Accelerometers are prone to vibrations, which I would imaging a model rocket would be producing in abundance. Gyros on the other hand are less prone to vibration but will rezero themselves (there is probably a technical term, but I don't know it), meaning that after a gyro is tilted at a certain angle for a period of time, that angle becomes the new level mark. So you basically need both a two axis accelerometer and a two axis gyroscope, using both readings-the accelerometer to know where level really is and the gyro to know when the rocket has tilted.
Now we get into the other problem. G-forces. Hobby level devices like these are designed to handle only a certain level of pressure before they are useless and/or decide to break. The lower the g-force tolerance the more accurate the device is, but the less rapid of change it can handle and I am pretty certain a rocket taking off is going to be producing quite a few Gs. So you will need to first figure out the amount of thrust your rocket is going to be producing so you can determine what level of accelerometer you will need (5G is the highest I have seen at the hobby level).
You can read more on accelerometers here: http://www.societyofrobots.com/sensors_accelerometer.shtml
How big is the rocket overall (length, diameter and fin sizes)? That, combined with the force of thrust will be your determining factor for what you use to move the fins. Most likely some type of micro or mini servo, but that is a complete guess at this point.
For microcontrollers (mcu) parallax makes a line called BasicStamp, which oddly enough is programmed in basic, and can probably handle what you are trying to accomplish. I believe there is a Basic compiler for the pic mcus as well. Or you can take a crack at programming in C and a whole world of mcus open up to you.

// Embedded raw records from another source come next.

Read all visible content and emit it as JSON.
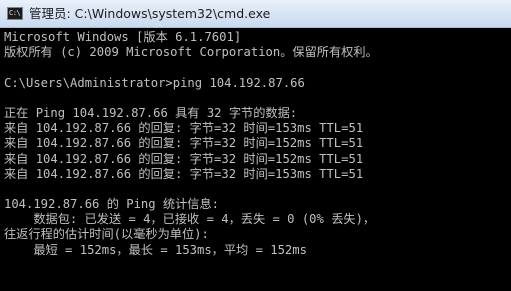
{
  "window": {
    "title": "管理员: C:\\Windows\\system32\\cmd.exe",
    "icon": "cmd-icon",
    "icon_glyph": "C:\\"
  },
  "console": {
    "lines": [
      "Microsoft Windows [版本 6.1.7601]",
      "版权所有 (c) 2009 Microsoft Corporation。保留所有权利。",
      "",
      "C:\\Users\\Administrator>ping 104.192.87.66",
      "",
      "正在 Ping 104.192.87.66 具有 32 字节的数据:",
      "来自 104.192.87.66 的回复: 字节=32 时间=153ms TTL=51",
      "来自 104.192.87.66 的回复: 字节=32 时间=152ms TTL=51",
      "来自 104.192.87.66 的回复: 字节=32 时间=152ms TTL=51",
      "来自 104.192.87.66 的回复: 字节=32 时间=153ms TTL=51",
      "",
      "104.192.87.66 的 Ping 统计信息:",
      "    数据包: 已发送 = 4，已接收 = 4，丢失 = 0 (0% 丢失)，",
      "往返行程的估计时间(以毫秒为单位):",
      "    最短 = 152ms，最长 = 153ms，平均 = 152ms"
    ]
  },
  "colors": {
    "console_background": "#000000",
    "console_text": "#c0c0c0",
    "titlebar": "#d6e3f3"
  }
}
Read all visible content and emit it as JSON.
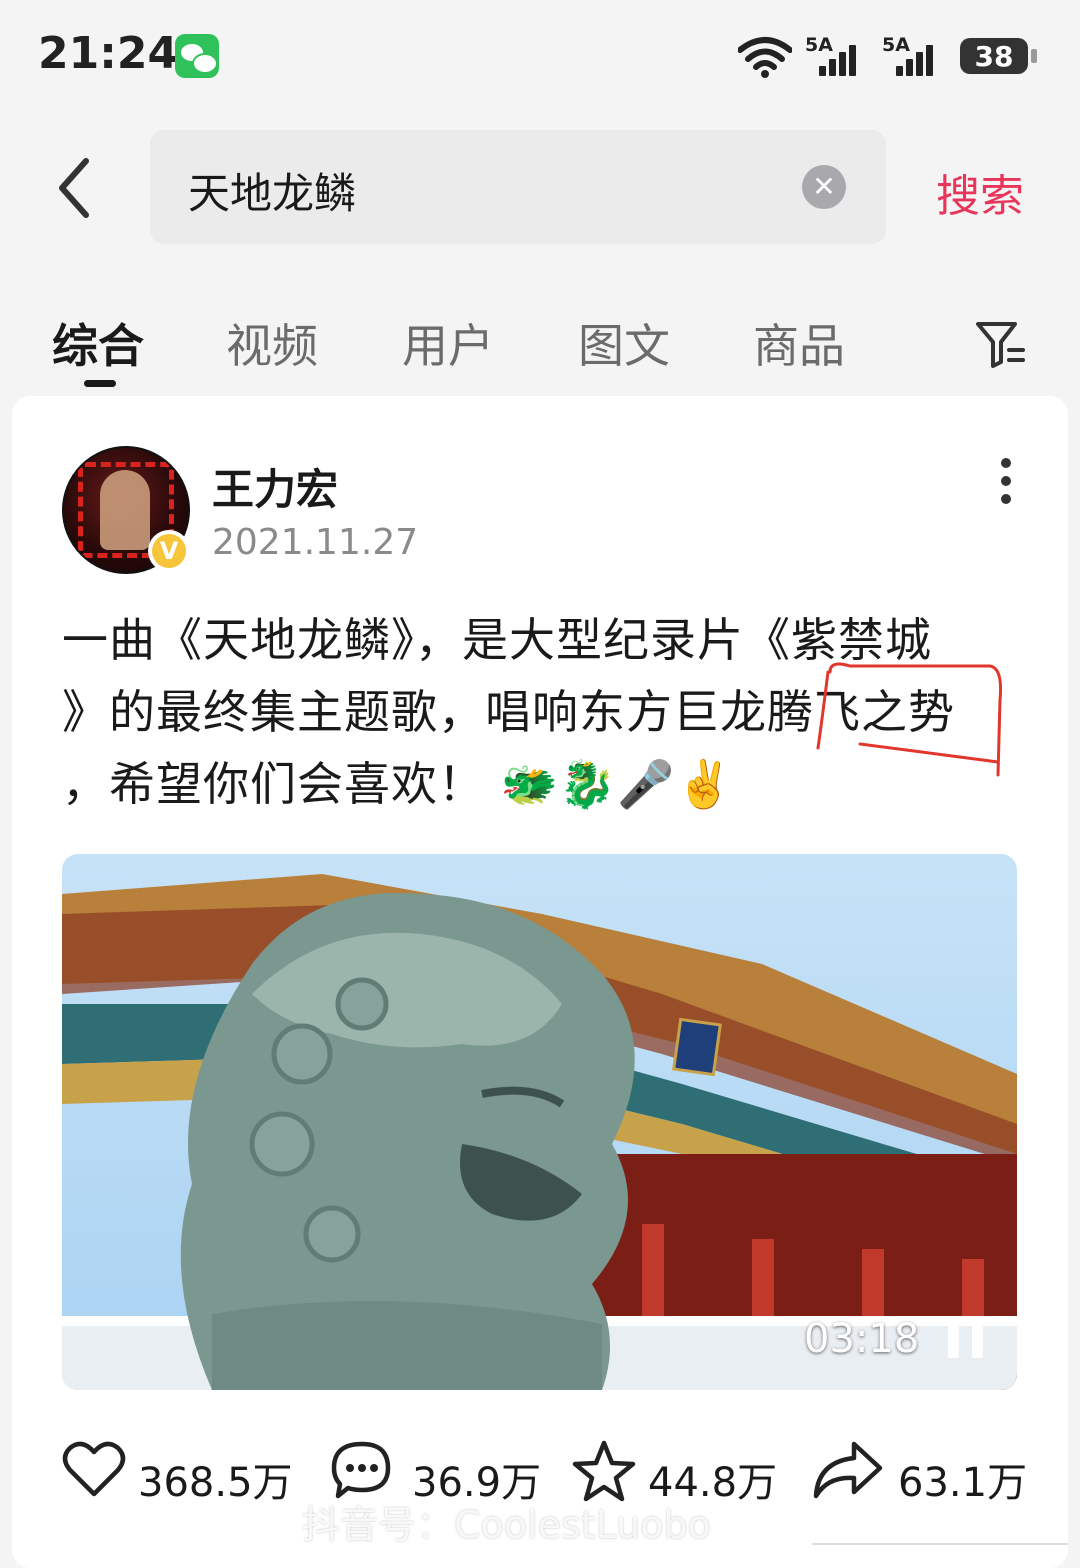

Now if I hear on the news about a homemade guided missile being launched at any point and time, I will be very put out and will require large sums of money for any further assistance.